━━ GIVEN RECORDS ━━

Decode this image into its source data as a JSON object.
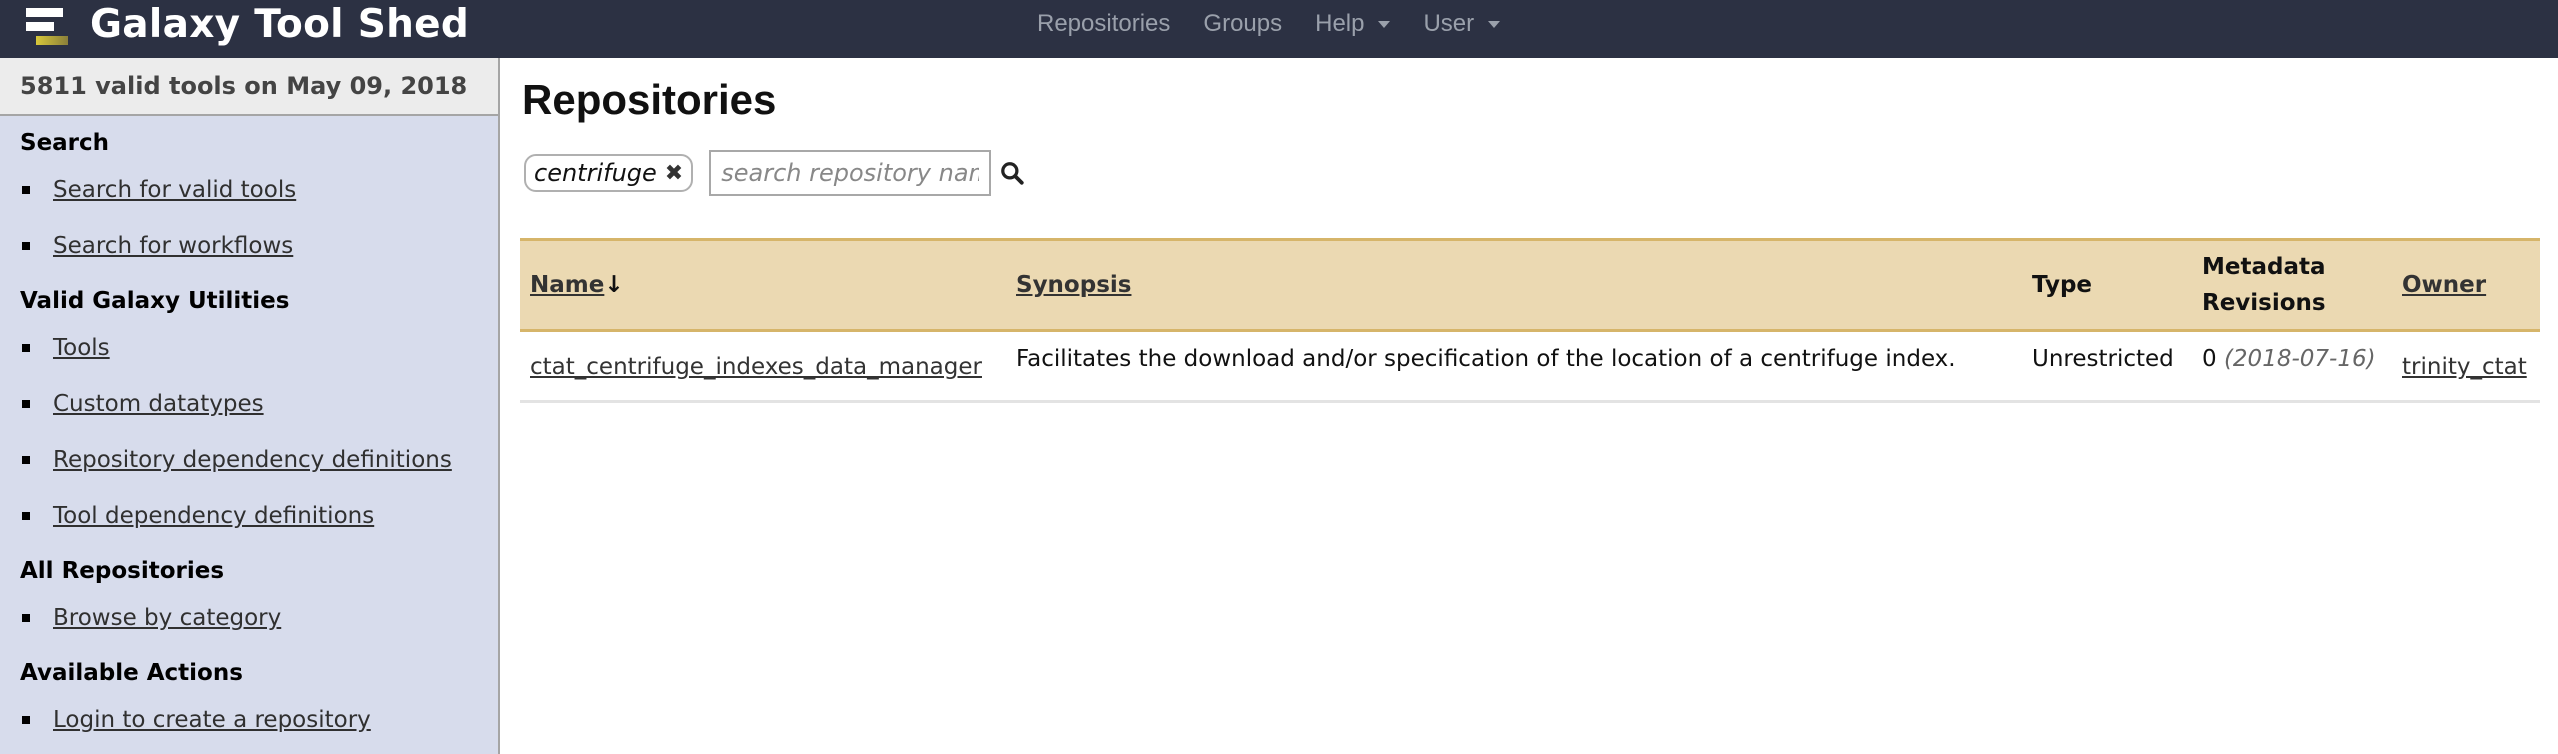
{
  "masthead": {
    "title": "Galaxy Tool Shed",
    "nav": [
      {
        "label": "Repositories",
        "dropdown": false
      },
      {
        "label": "Groups",
        "dropdown": false
      },
      {
        "label": "Help",
        "dropdown": true
      },
      {
        "label": "User",
        "dropdown": true
      }
    ]
  },
  "sidebar": {
    "header": "5811 valid tools on May 09, 2018",
    "sections": [
      {
        "title": "Search",
        "items": [
          "Search for valid tools",
          "Search for workflows"
        ]
      },
      {
        "title": "Valid Galaxy Utilities",
        "items": [
          "Tools",
          "Custom datatypes",
          "Repository dependency definitions",
          "Tool dependency definitions"
        ]
      },
      {
        "title": "All Repositories",
        "items": [
          "Browse by category"
        ]
      },
      {
        "title": "Available Actions",
        "items": [
          "Login to create a repository"
        ]
      }
    ]
  },
  "main": {
    "title": "Repositories",
    "filter_chip": "centrifuge",
    "search_placeholder": "search repository name, description",
    "table": {
      "columns": [
        {
          "label": "Name",
          "sortable": true,
          "sort_indicator": "↓"
        },
        {
          "label": "Synopsis",
          "sortable": true
        },
        {
          "label": "Type",
          "sortable": false
        },
        {
          "label": "Metadata Revisions",
          "sortable": false
        },
        {
          "label": "Owner",
          "sortable": true
        }
      ],
      "rows": [
        {
          "name": "ctat_centrifuge_indexes_data_manager",
          "synopsis": "Facilitates the download and/or specification of the location of a centrifuge index.",
          "type": "Unrestricted",
          "revision": "0",
          "revision_date": "(2018-07-16)",
          "owner": "trinity_ctat"
        }
      ]
    }
  }
}
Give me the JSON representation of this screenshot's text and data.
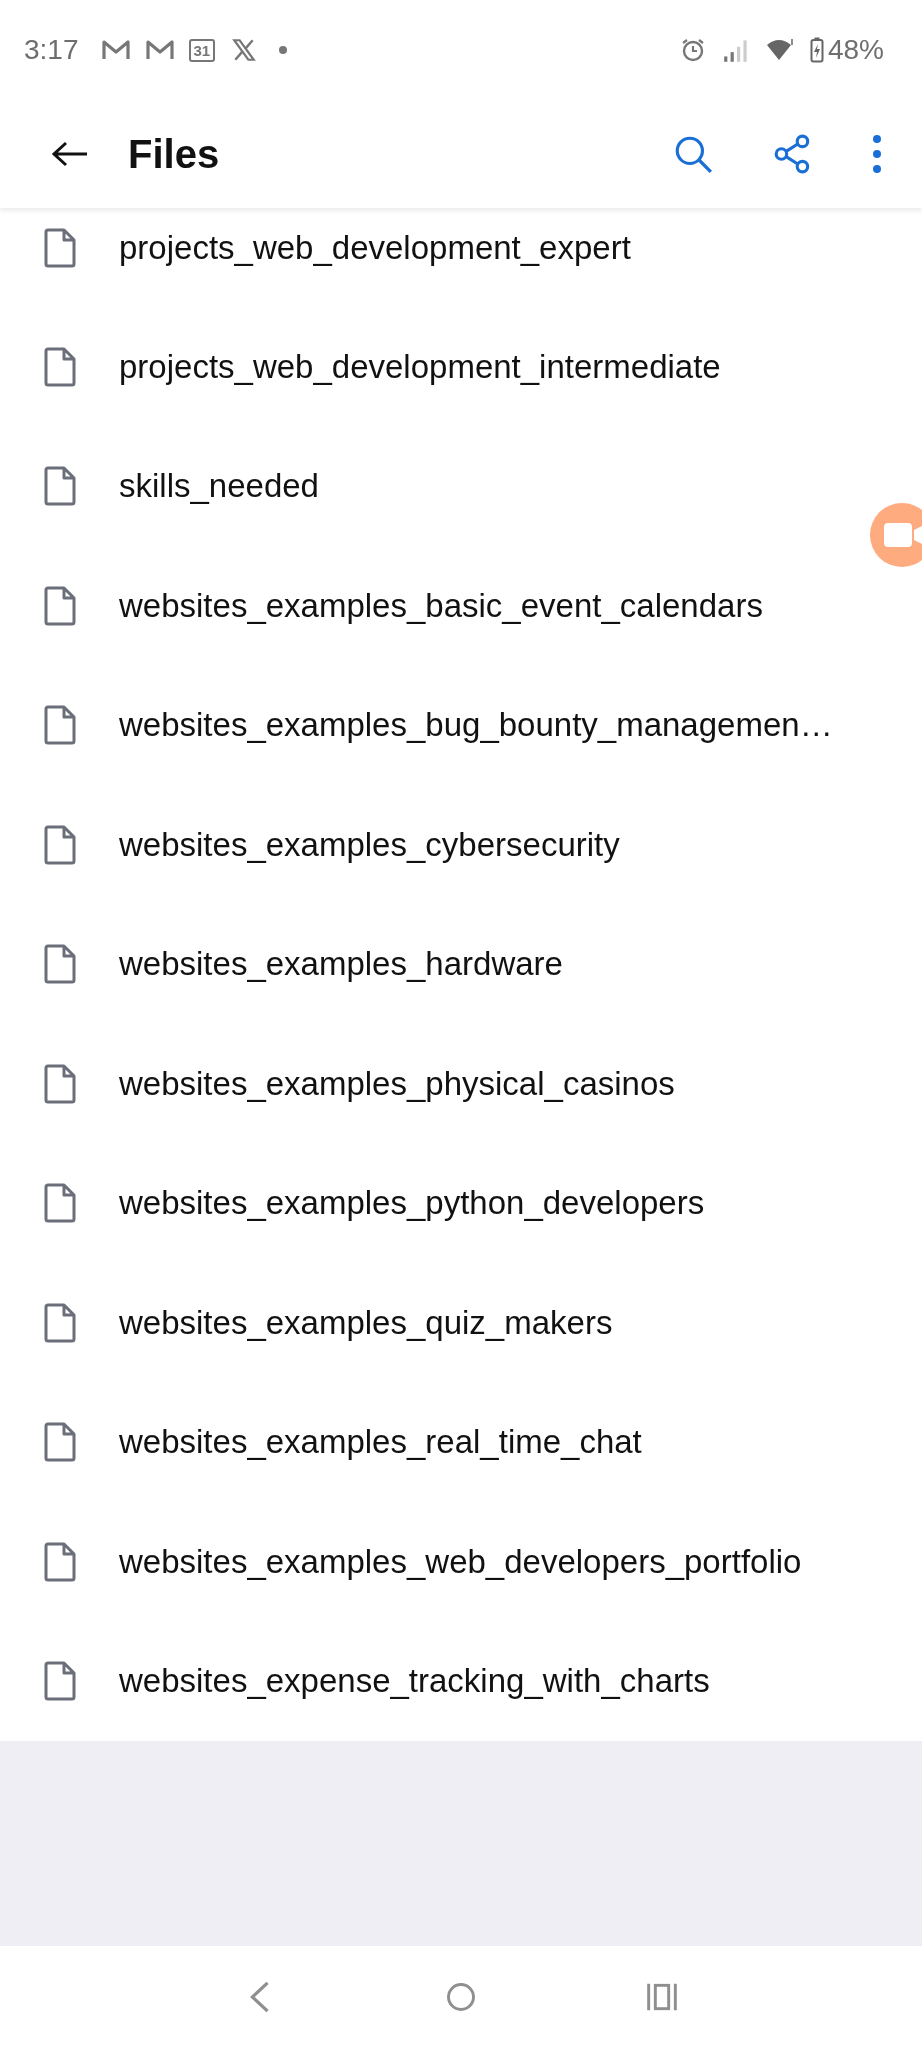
{
  "status_bar": {
    "time": "3:17",
    "calendar_day": "31",
    "battery": "48%"
  },
  "app_bar": {
    "title": "Files"
  },
  "files": [
    {
      "name": "projects_web_development_expert"
    },
    {
      "name": "projects_web_development_intermediate"
    },
    {
      "name": "skills_needed"
    },
    {
      "name": "websites_examples_basic_event_calendars"
    },
    {
      "name": "websites_examples_bug_bounty_managemen…"
    },
    {
      "name": "websites_examples_cybersecurity"
    },
    {
      "name": "websites_examples_hardware"
    },
    {
      "name": "websites_examples_physical_casinos"
    },
    {
      "name": "websites_examples_python_developers"
    },
    {
      "name": "websites_examples_quiz_makers"
    },
    {
      "name": "websites_examples_real_time_chat"
    },
    {
      "name": "websites_examples_web_developers_portfolio"
    },
    {
      "name": "websites_expense_tracking_with_charts"
    }
  ]
}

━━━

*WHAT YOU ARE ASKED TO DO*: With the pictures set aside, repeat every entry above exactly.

*WRITTEN SOLUTION*:
Decode this image into its source data as a JSON object.
{
  "masthead": {
    "title": "Galaxy Tool Shed",
    "nav": [
      {
        "label": "Repositories",
        "dropdown": false
      },
      {
        "label": "Groups",
        "dropdown": false
      },
      {
        "label": "Help",
        "dropdown": true
      },
      {
        "label": "User",
        "dropdown": true
      }
    ]
  },
  "sidebar": {
    "header": "5811 valid tools on May 09, 2018",
    "sections": [
      {
        "title": "Search",
        "items": [
          "Search for valid tools",
          "Search for workflows"
        ]
      },
      {
        "title": "Valid Galaxy Utilities",
        "items": [
          "Tools",
          "Custom datatypes",
          "Repository dependency definitions",
          "Tool dependency definitions"
        ]
      },
      {
        "title": "All Repositories",
        "items": [
          "Browse by category"
        ]
      },
      {
        "title": "Available Actions",
        "items": [
          "Login to create a repository"
        ]
      }
    ]
  },
  "main": {
    "title": "Repositories",
    "filter_chip": "centrifuge",
    "search_placeholder": "search repository name, description",
    "table": {
      "columns": [
        {
          "label": "Name",
          "sortable": true,
          "sort_indicator": "↓"
        },
        {
          "label": "Synopsis",
          "sortable": true
        },
        {
          "label": "Type",
          "sortable": false
        },
        {
          "label": "Metadata Revisions",
          "sortable": false
        },
        {
          "label": "Owner",
          "sortable": true
        }
      ],
      "rows": [
        {
          "name": "ctat_centrifuge_indexes_data_manager",
          "synopsis": "Facilitates the download and/or specification of the location of a centrifuge index.",
          "type": "Unrestricted",
          "revision": "0",
          "revision_date": "(2018-07-16)",
          "owner": "trinity_ctat"
        }
      ]
    }
  }
}
Give me the JSON representation of this screenshot's text and data.
{
  "status_bar": {
    "time": "3:17",
    "calendar_day": "31",
    "battery": "48%"
  },
  "app_bar": {
    "title": "Files"
  },
  "files": [
    {
      "name": "projects_web_development_expert"
    },
    {
      "name": "projects_web_development_intermediate"
    },
    {
      "name": "skills_needed"
    },
    {
      "name": "websites_examples_basic_event_calendars"
    },
    {
      "name": "websites_examples_bug_bounty_managemen…"
    },
    {
      "name": "websites_examples_cybersecurity"
    },
    {
      "name": "websites_examples_hardware"
    },
    {
      "name": "websites_examples_physical_casinos"
    },
    {
      "name": "websites_examples_python_developers"
    },
    {
      "name": "websites_examples_quiz_makers"
    },
    {
      "name": "websites_examples_real_time_chat"
    },
    {
      "name": "websites_examples_web_developers_portfolio"
    },
    {
      "name": "websites_expense_tracking_with_charts"
    }
  ]
}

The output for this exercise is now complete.